There are seven positions on the dissociation continuum:
- Everyday Dissociation - driving a familiar route and
arriving at our destination with no memory of the journey.
It is also a natural important ability we all use in order
to function safely or usefully when sudden trauma occurs
(almost watching ourselves help someone injured instead
of allowing distress to overtake us). We can also use it
to achieve a feeling of calm, sometimes used in spiritual
or cultural practices. It also includes out-of-body experiences.
We can use it to imagine ourselves achieving something (seeing
yourself as if watching from a distance).
- Depersonalisation Disorder - a feeling that your body
is unreal, changing or dissolving. Strong feelings that
you are detached from your body.
- Dissociative Amnesia - not being able to remember important
personal information or incidents and experiences that happened
at a particular time, which can't be explained by ordinary
- Dissociative Fugue - there is severe amnesia, with moderate
to severe identity confusion and often identity alteration.
For instance, a person travels to a new location during
a temporary loss of identity. He or she may assume a different
identity and a new life.
- Post-traumatic Stress Disorder (PTSD) - this person may
experience flashbacks, reliving the trauma repeatedly, which
causes extreme distress. This, in turn, triggers a dissociative,
- Dissociative Disorder Not Otherwise Specified (DDNOS)
- different types of dissociation may occur, but the pattern
of mix and severity does not fit any specific dissociative
- Dissociative Identity Disorder (DID) - sometimes called
Multi-Personality Disorder (MPD). Someone with DID experiences
shifts of identity as separate personalities. Each identity
may assume control of behaviour and thoughts at different
times. Each has a distinctive pattern of thinking and relating
to the world. Severe amnesia means that one identity may
have no awareness of what happens when another identity
is in control.
People fragment their personality in an effort to find safety
and escape trauma. It is like a filing system, one aspect
of their personality will hold the bulk of the 'bad', another
will take a lead role and be essentially the 'good' one, there
may be different personalities at different ages, or some
of a different gender. All will have some role to play in
keeping the 'whole' safe - 'divide and conquer'. Some clients
may not have conscious knowledge of that process. It is important
to remember that anyone who has DID is someone who is highly
intelligent and resourceful - those same attributes will be
of help when the person is ready to engage in resolution of
It is important here to mention that there is a movement
within the 'Multiple' community to remain fragmented and if
those individuals come as clients to a PICT therapist, they
will be offered only as much assistance as they desire.

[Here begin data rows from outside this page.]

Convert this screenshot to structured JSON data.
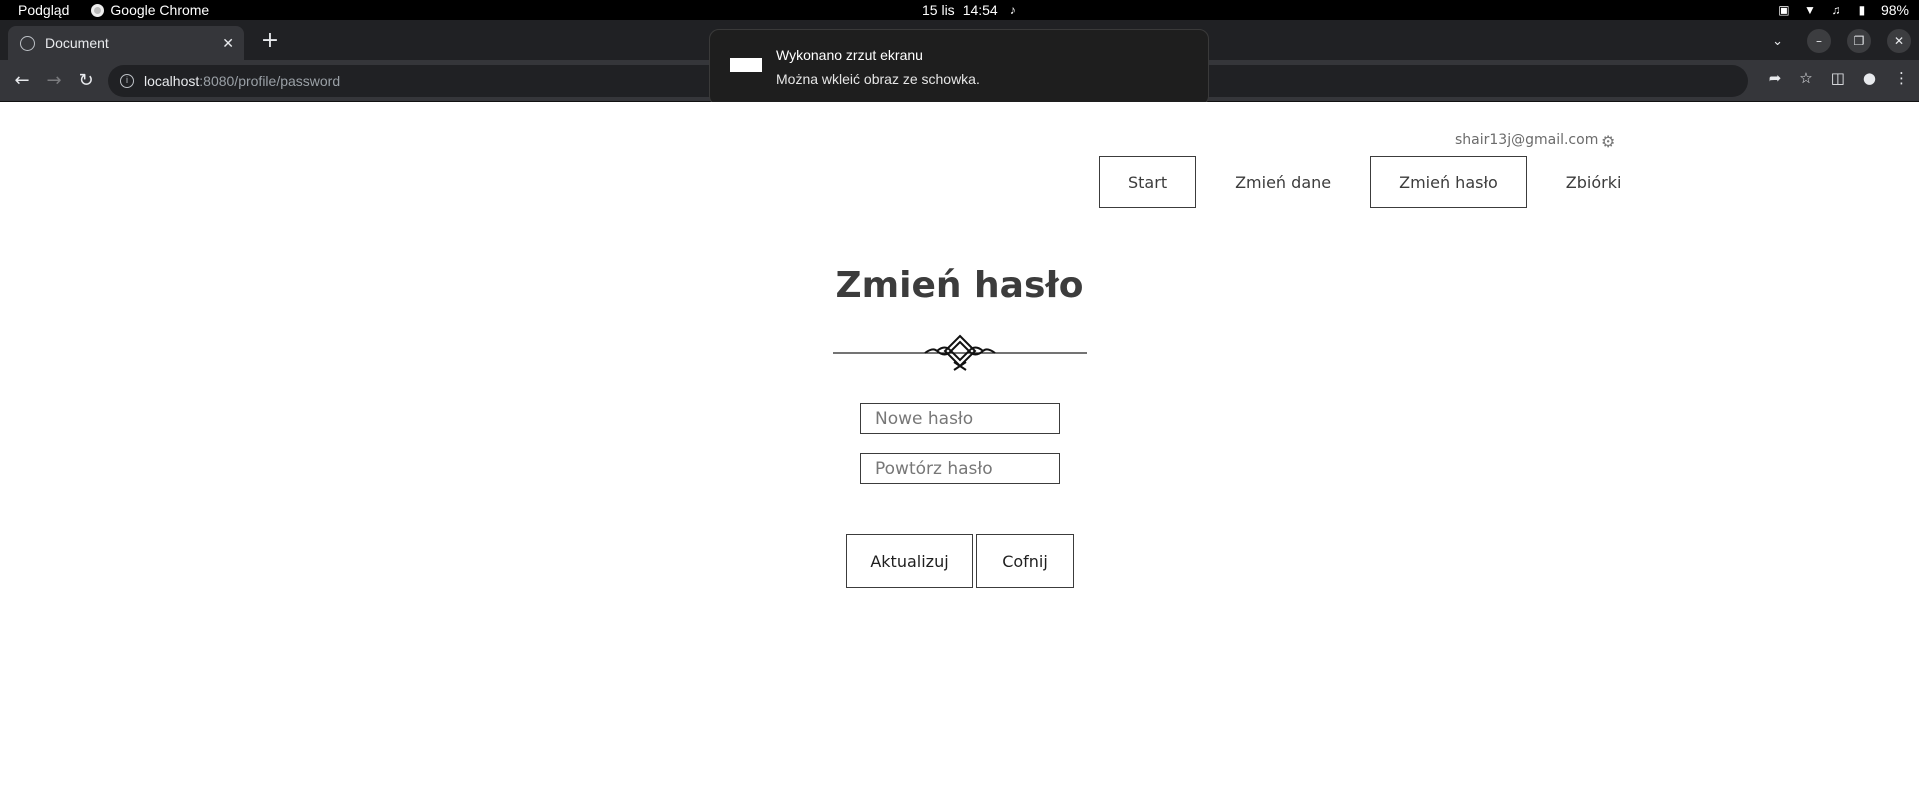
{
  "os": {
    "app_preview": "Podgląd",
    "app_chrome": "Google Chrome",
    "date": "15 lis",
    "time": "14:54",
    "battery": "98%"
  },
  "browser": {
    "tab_title": "Document",
    "url_host": "localhost",
    "url_rest": ":8080/profile/password"
  },
  "notification": {
    "title": "Wykonano zrzut ekranu",
    "body": "Można wkleić obraz ze schowka."
  },
  "page": {
    "user_email": "shair13j@gmail.com",
    "nav": [
      {
        "label": "Start",
        "boxed": true
      },
      {
        "label": "Zmień dane",
        "boxed": false
      },
      {
        "label": "Zmień hasło",
        "boxed": true
      },
      {
        "label": "Zbiórki",
        "boxed": false
      }
    ],
    "heading": "Zmień hasło",
    "new_password_placeholder": "Nowe hasło",
    "repeat_password_placeholder": "Powtórz hasło",
    "update_button": "Aktualizuj",
    "back_button": "Cofnij"
  },
  "icons": {
    "settings": "gear-icon",
    "ornament": "decorative-divider-icon"
  },
  "colors": {
    "text": "#3c3c3c",
    "chrome_dark": "#202124",
    "chrome_toolbar": "#35363a"
  }
}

Although
integration is the general goal, PICT does not push anyone
towards integration they are not ready for or do not want.
However, as stated, generally speaking, a PICT therapist
is aiming to integrate all the personalities into one again,
but NEVER to engage in getting rid of or destroying any personality
aspect. Even if a personality aspect manifests in a very destructive
manner, resolution is always about integration, not destruction.
Everyone has destructive parts within and if they were not
blended with the whole they could be disruptive or dangerous
to us. For example, if determination (an aspect that is usually
admired) were not blended it would be very strong and unruly
‘stubbornness’, which could cause a lot of problems for work,
social or relationships. It is useful for clients to remember
that the aspect/personality part is not 'bad', it is just
undiluted and needs integration with the whole to follow its
safe and useful purpose.
It is important to first establish how many personality aspects
there are and what their 'role' is. Clients may be asked to
draw a representation of their inner 'family' on a flip chart
as a starting point. During therapy clients may unconsciously switch to another alter
whenever they feel the therapist is getting near to something
scary or unknown. In fact, it may be the job of some aspect
to stop therapy from happening. That is the single most difficult
aspect in dealing with clients who have Multi-personalities
because the more 'switching' happens the longer it takes to
resolve their issues. If possible, it is useful to ask the
most adult or responsible personality to come forward to facilitate
therapy and important to get that aspect's problems resolved
first so there is a stronger ally to help comfort and assist
It is often the case that specific resolution work will be
done with every personality because often there are 'fire
walls' between personalities and not a lot of information
seeps through - sort of like having several clients at once.
Each part/personality will be complimented for the hard work
it does trying to bring a sense of safety. Clients will also
be complimented on the resourcefulness and intelligence it
took to create several, separate and different personalities
as a coping strategy. It will be confirmed that it was a great
strategy and served an important and life saving purpose for
many years, but now it is no longer the most useful strategy
to use and may have gone past its sell-by date. The same resourcefulness
and intelligence will be utilised to recreate the 'whole'
so that the client can reach his or her full potential and
experience genuine safety rather than the illusion of safety
the multi-personality strategy offers.
Some of the information on the seven positions on the dissociation
continuum above was adapted from MIND Publications: Understanding
Dissociative Disorders. For more information on the Dissociative
Disorder continuum you can contact Mind Mail Order, 15 - 19
Broadway, London, E15 4BQ. T: 020 8221 9666 E: firstname.lastname@example.org